Although your baby had measles at six weeks, it is still advised that they have the MMR. This will help protect your baby against mumps and rubella and will also boost the antibodies your baby has already developed against measles.

We are due to go travelling and my 14-month-old son is due to have his MMR jab three weeks before we go. Will he have developed immnunity before we go? And can he have travel vaccines at the same time as the MMR?

Immunity to measles, mumps and rubella starts to develop after two weeks, so having his MMR three weeks before travelling is fine. It is also fine to have other travel vaccines on the same day as the MMR.

My child is receiving their MMR jab tomorrow. How long should I leave it before taking them swimming?

There is no reason why your child cannot resume normal activities, including swimming, straight after receiving their MMR jab.

Does MMR give a lifetime of immunity?

The immunity that MMR gives is probably lifelong. It is known that individuals will remain immune for at least 30 years against measles, 23 years against rubella and 19 years against mumps.

If in the future evidence shows that immunity is fading, decisions would be made about offering a further dose in the adult years, for example.

I have heard that mumps is going around. I thought that MMR prevented mumps, so why is this happening?
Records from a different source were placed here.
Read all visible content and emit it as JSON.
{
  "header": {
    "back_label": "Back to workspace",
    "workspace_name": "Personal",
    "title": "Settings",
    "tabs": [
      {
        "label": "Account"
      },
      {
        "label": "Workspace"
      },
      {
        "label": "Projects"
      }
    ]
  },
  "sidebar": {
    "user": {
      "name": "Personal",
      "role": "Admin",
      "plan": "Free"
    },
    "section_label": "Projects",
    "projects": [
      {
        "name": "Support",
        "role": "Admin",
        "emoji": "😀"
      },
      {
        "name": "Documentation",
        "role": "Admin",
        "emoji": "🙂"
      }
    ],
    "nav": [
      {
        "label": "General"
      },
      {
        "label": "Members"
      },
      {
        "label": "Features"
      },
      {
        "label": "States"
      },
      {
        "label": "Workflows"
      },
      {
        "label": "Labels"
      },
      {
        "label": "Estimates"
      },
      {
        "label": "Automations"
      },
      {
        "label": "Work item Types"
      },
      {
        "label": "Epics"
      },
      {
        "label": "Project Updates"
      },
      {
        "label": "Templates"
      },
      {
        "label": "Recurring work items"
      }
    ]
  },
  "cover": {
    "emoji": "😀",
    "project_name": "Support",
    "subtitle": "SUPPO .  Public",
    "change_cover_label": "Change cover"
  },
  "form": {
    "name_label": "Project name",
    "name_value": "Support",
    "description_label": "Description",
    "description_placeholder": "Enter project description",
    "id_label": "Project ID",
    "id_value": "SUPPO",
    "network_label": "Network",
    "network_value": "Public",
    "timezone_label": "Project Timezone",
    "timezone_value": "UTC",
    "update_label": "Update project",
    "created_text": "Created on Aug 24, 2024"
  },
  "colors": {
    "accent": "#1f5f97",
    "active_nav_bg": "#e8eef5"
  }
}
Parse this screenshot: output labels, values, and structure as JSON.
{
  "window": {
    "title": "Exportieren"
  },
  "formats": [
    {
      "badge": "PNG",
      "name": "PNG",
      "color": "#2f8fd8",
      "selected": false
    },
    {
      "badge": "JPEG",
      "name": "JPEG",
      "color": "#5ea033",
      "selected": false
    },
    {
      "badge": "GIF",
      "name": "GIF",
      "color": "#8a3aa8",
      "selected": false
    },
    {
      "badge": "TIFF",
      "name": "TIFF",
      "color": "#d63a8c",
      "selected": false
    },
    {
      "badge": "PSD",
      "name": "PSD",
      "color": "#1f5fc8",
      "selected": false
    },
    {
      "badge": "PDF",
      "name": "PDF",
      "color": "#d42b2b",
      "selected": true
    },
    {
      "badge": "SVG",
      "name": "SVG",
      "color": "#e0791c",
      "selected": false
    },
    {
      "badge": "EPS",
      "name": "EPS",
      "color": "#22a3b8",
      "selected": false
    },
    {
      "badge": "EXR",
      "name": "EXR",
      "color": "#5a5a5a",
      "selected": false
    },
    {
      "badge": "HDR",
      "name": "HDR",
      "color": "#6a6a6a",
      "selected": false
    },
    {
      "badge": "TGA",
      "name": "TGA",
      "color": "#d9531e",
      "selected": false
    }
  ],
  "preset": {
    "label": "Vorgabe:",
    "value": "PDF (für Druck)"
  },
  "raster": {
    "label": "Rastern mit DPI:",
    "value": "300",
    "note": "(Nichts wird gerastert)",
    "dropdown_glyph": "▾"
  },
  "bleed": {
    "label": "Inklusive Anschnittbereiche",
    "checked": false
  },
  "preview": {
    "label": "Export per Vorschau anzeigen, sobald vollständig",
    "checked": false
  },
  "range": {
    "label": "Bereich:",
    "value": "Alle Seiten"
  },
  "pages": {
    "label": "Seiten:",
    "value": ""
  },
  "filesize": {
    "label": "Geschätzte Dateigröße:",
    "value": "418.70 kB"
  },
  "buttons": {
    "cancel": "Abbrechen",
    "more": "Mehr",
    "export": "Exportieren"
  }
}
You need two doses of MMR to be protected against mumps. MMR was introduced in 1988, with a second dose introduced in 1996, so some teenagers and young people have not had two doses of MMR. This has led to several recent outbreaks of mumps among this age group.

If you think this applies to you, you should book an appointment for the second dose now. If you have never had the MMR vaccine, you should have one dose now and another three months later.

Our 14-month-old son had his MMR jab last week. I am 12 weeks pregnant – is there any risk of my son affecting my unborn child?

There is no risk to your unborn baby as it is impossible for anyone to catch any of the diseases from a child recently vaccinated with MMR.